- _Work to be completed_
All of the data below should be printed again exactly, pictures excluded.

/---

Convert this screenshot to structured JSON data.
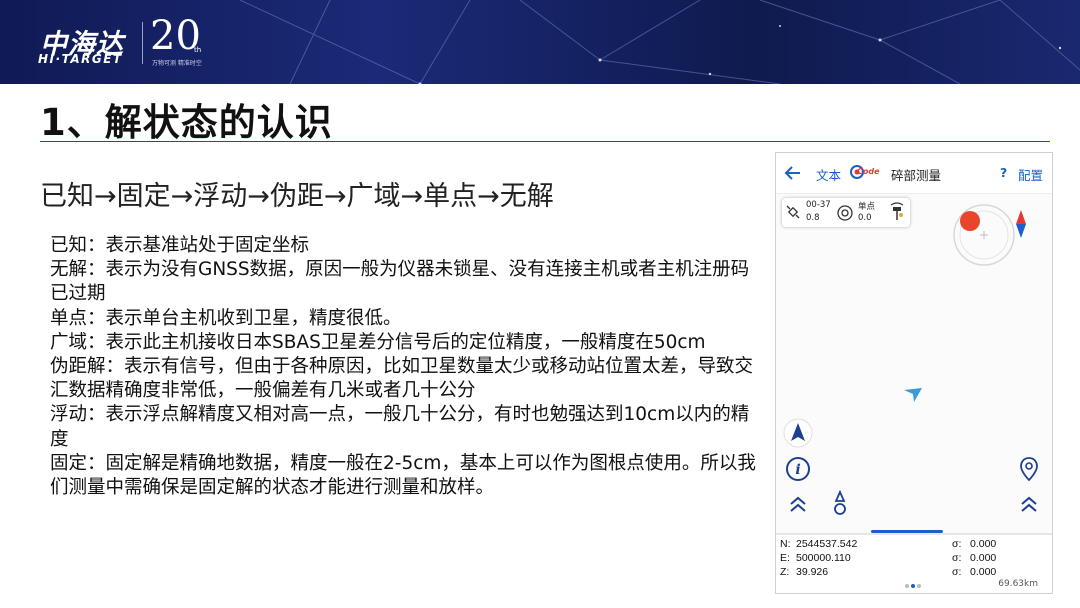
{
  "brand": {
    "name_cn": "中海达",
    "name_en": "HI·TARGET",
    "anniversary": "20",
    "anniversary_suffix": "th",
    "slogan": "万物可测 精准时空"
  },
  "slide": {
    "title": "1、解状态的认识",
    "subtitle": "已知→固定→浮动→伪距→广域→单点→无解",
    "paragraphs": [
      "已知：表示基准站处于固定坐标",
      "无解：表示为没有GNSS数据，原因一般为仪器未锁星、没有连接主机或者主机注册码已过期",
      "单点：表示单台主机收到卫星，精度很低。",
      "广域：表示此主机接收日本SBAS卫星差分信号后的定位精度，一般精度在50cm",
      "伪距解：表示有信号，但由于各种原因，比如卫星数量太少或移动站位置太差，导致交汇数据精确度非常低，一般偏差有几米或者几十公分",
      "浮动：表示浮点解精度又相对高一点，一般几十公分，有时也勉强达到10cm以内的精度",
      "固定：固定解是精确地数据，精度一般在2-5cm，基本上可以作为图根点使用。所以我们测量中需确保是固定解的状态才能进行测量和放样。"
    ]
  },
  "phone": {
    "toolbar": {
      "back_icon": "arrow-left-icon",
      "text_label": "文本",
      "code_label": "Code",
      "screen_title": "碎部测量",
      "help_label": "?",
      "config_label": "配置"
    },
    "status": {
      "satellite_value": "00-37",
      "satellite_sub": "0.8",
      "solution_label": "单点",
      "solution_sub": "0.0"
    },
    "coords": {
      "n_label": "N:",
      "n_value": "2544537.542",
      "e_label": "E:",
      "e_value": "500000.110",
      "z_label": "Z:",
      "z_value": "39.926",
      "sigma_label": "σ:",
      "sigma_n": "0.000",
      "sigma_e": "0.000",
      "sigma_z": "0.000"
    },
    "scale": "69.63km",
    "colors": {
      "accent": "#1d5fc9",
      "position_dot": "#e8452c",
      "compass_red": "#e53935",
      "compass_blue": "#1d5fc9"
    }
  }
}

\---

- _Response area_
Convert this screenshot to structured JSON data.
{
  "brand": {
    "name_cn": "中海达",
    "name_en": "HI·TARGET",
    "anniversary": "20",
    "anniversary_suffix": "th",
    "slogan": "万物可测 精准时空"
  },
  "slide": {
    "title": "1、解状态的认识",
    "subtitle": "已知→固定→浮动→伪距→广域→单点→无解",
    "paragraphs": [
      "已知：表示基准站处于固定坐标",
      "无解：表示为没有GNSS数据，原因一般为仪器未锁星、没有连接主机或者主机注册码已过期",
      "单点：表示单台主机收到卫星，精度很低。",
      "广域：表示此主机接收日本SBAS卫星差分信号后的定位精度，一般精度在50cm",
      "伪距解：表示有信号，但由于各种原因，比如卫星数量太少或移动站位置太差，导致交汇数据精确度非常低，一般偏差有几米或者几十公分",
      "浮动：表示浮点解精度又相对高一点，一般几十公分，有时也勉强达到10cm以内的精度",
      "固定：固定解是精确地数据，精度一般在2-5cm，基本上可以作为图根点使用。所以我们测量中需确保是固定解的状态才能进行测量和放样。"
    ]
  },
  "phone": {
    "toolbar": {
      "back_icon": "arrow-left-icon",
      "text_label": "文本",
      "code_label": "Code",
      "screen_title": "碎部测量",
      "help_label": "?",
      "config_label": "配置"
    },
    "status": {
      "satellite_value": "00-37",
      "satellite_sub": "0.8",
      "solution_label": "单点",
      "solution_sub": "0.0"
    },
    "coords": {
      "n_label": "N:",
      "n_value": "2544537.542",
      "e_label": "E:",
      "e_value": "500000.110",
      "z_label": "Z:",
      "z_value": "39.926",
      "sigma_label": "σ:",
      "sigma_n": "0.000",
      "sigma_e": "0.000",
      "sigma_z": "0.000"
    },
    "scale": "69.63km",
    "colors": {
      "accent": "#1d5fc9",
      "position_dot": "#e8452c",
      "compass_red": "#e53935",
      "compass_blue": "#1d5fc9"
    }
  }
}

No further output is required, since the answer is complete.